------ Provided data

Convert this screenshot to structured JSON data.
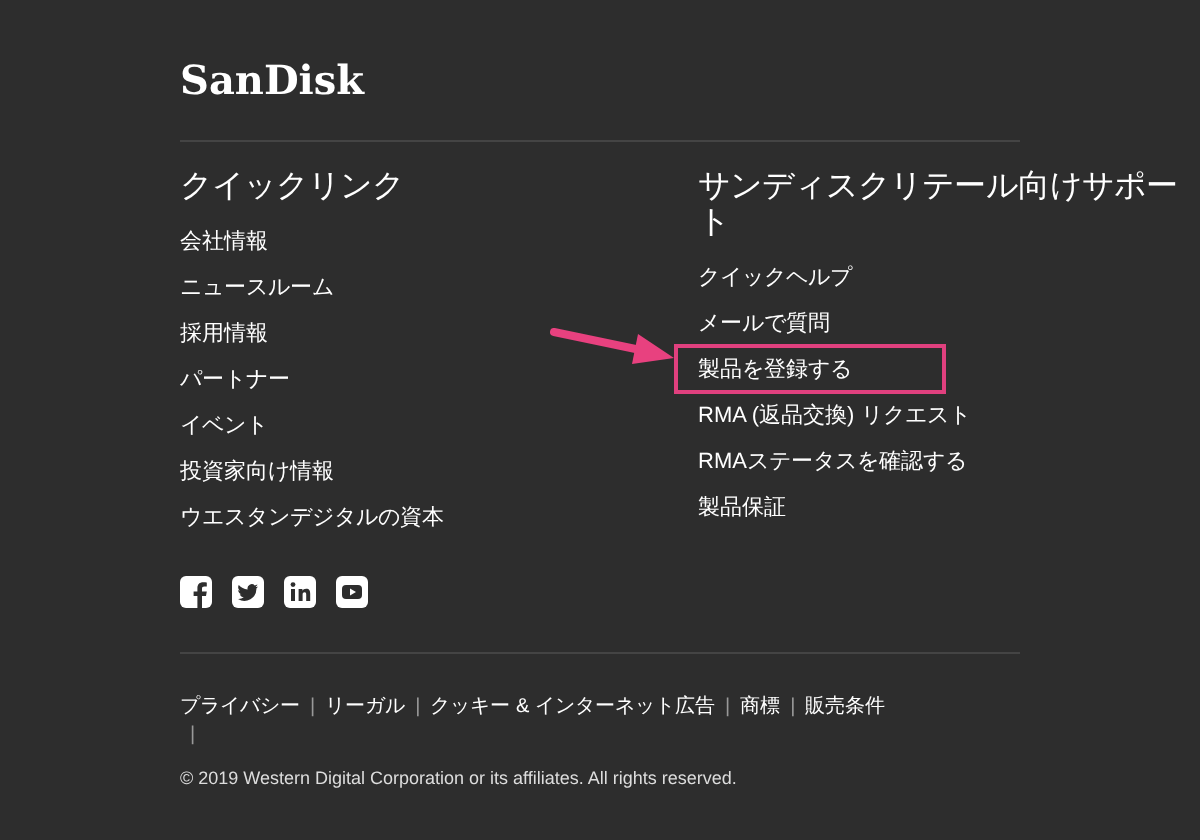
{
  "logo": "SanDisk",
  "columns": [
    {
      "heading": "クイックリンク",
      "items": [
        {
          "label": "会社情報",
          "highlighted": false
        },
        {
          "label": "ニュースルーム",
          "highlighted": false
        },
        {
          "label": "採用情報",
          "highlighted": false
        },
        {
          "label": "パートナー",
          "highlighted": false
        },
        {
          "label": "イベント",
          "highlighted": false
        },
        {
          "label": "投資家向け情報",
          "highlighted": false
        },
        {
          "label": "ウエスタンデジタルの資本",
          "highlighted": false
        }
      ]
    },
    {
      "heading": "サンディスクリテール向けサポート",
      "items": [
        {
          "label": "クイックヘルプ",
          "highlighted": false
        },
        {
          "label": "メールで質問",
          "highlighted": false
        },
        {
          "label": "製品を登録する",
          "highlighted": true
        },
        {
          "label": "RMA (返品交換) リクエスト",
          "highlighted": false
        },
        {
          "label": "RMAステータスを確認する",
          "highlighted": false
        },
        {
          "label": "製品保証",
          "highlighted": false
        }
      ]
    }
  ],
  "social": [
    {
      "kind": "facebook"
    },
    {
      "kind": "twitter"
    },
    {
      "kind": "linkedin"
    },
    {
      "kind": "youtube"
    }
  ],
  "footer_links": [
    {
      "kind": "link",
      "text": "プライバシー"
    },
    {
      "kind": "separator",
      "text": "|"
    },
    {
      "kind": "link",
      "text": "リーガル"
    },
    {
      "kind": "separator",
      "text": "|"
    },
    {
      "kind": "link",
      "text": "クッキー & インターネット広告"
    },
    {
      "kind": "separator",
      "text": "|"
    },
    {
      "kind": "link",
      "text": "商標"
    },
    {
      "kind": "separator",
      "text": "|"
    },
    {
      "kind": "link",
      "text": "販売条件"
    },
    {
      "kind": "separator",
      "text": "|"
    }
  ],
  "copyright": "© 2019 Western Digital Corporation or its affiliates. All rights reserved."
}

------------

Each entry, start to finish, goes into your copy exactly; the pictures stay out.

Convert this screenshot to structured JSON data.
{
  "logo": "SanDisk",
  "columns": [
    {
      "heading": "クイックリンク",
      "items": [
        {
          "label": "会社情報",
          "highlighted": false
        },
        {
          "label": "ニュースルーム",
          "highlighted": false
        },
        {
          "label": "採用情報",
          "highlighted": false
        },
        {
          "label": "パートナー",
          "highlighted": false
        },
        {
          "label": "イベント",
          "highlighted": false
        },
        {
          "label": "投資家向け情報",
          "highlighted": false
        },
        {
          "label": "ウエスタンデジタルの資本",
          "highlighted": false
        }
      ]
    },
    {
      "heading": "サンディスクリテール向けサポート",
      "items": [
        {
          "label": "クイックヘルプ",
          "highlighted": false
        },
        {
          "label": "メールで質問",
          "highlighted": false
        },
        {
          "label": "製品を登録する",
          "highlighted": true
        },
        {
          "label": "RMA (返品交換) リクエスト",
          "highlighted": false
        },
        {
          "label": "RMAステータスを確認する",
          "highlighted": false
        },
        {
          "label": "製品保証",
          "highlighted": false
        }
      ]
    }
  ],
  "social": [
    {
      "kind": "facebook"
    },
    {
      "kind": "twitter"
    },
    {
      "kind": "linkedin"
    },
    {
      "kind": "youtube"
    }
  ],
  "footer_links": [
    {
      "kind": "link",
      "text": "プライバシー"
    },
    {
      "kind": "separator",
      "text": "|"
    },
    {
      "kind": "link",
      "text": "リーガル"
    },
    {
      "kind": "separator",
      "text": "|"
    },
    {
      "kind": "link",
      "text": "クッキー & インターネット広告"
    },
    {
      "kind": "separator",
      "text": "|"
    },
    {
      "kind": "link",
      "text": "商標"
    },
    {
      "kind": "separator",
      "text": "|"
    },
    {
      "kind": "link",
      "text": "販売条件"
    },
    {
      "kind": "separator",
      "text": "|"
    }
  ],
  "copyright": "© 2019 Western Digital Corporation or its affiliates. All rights reserved."
}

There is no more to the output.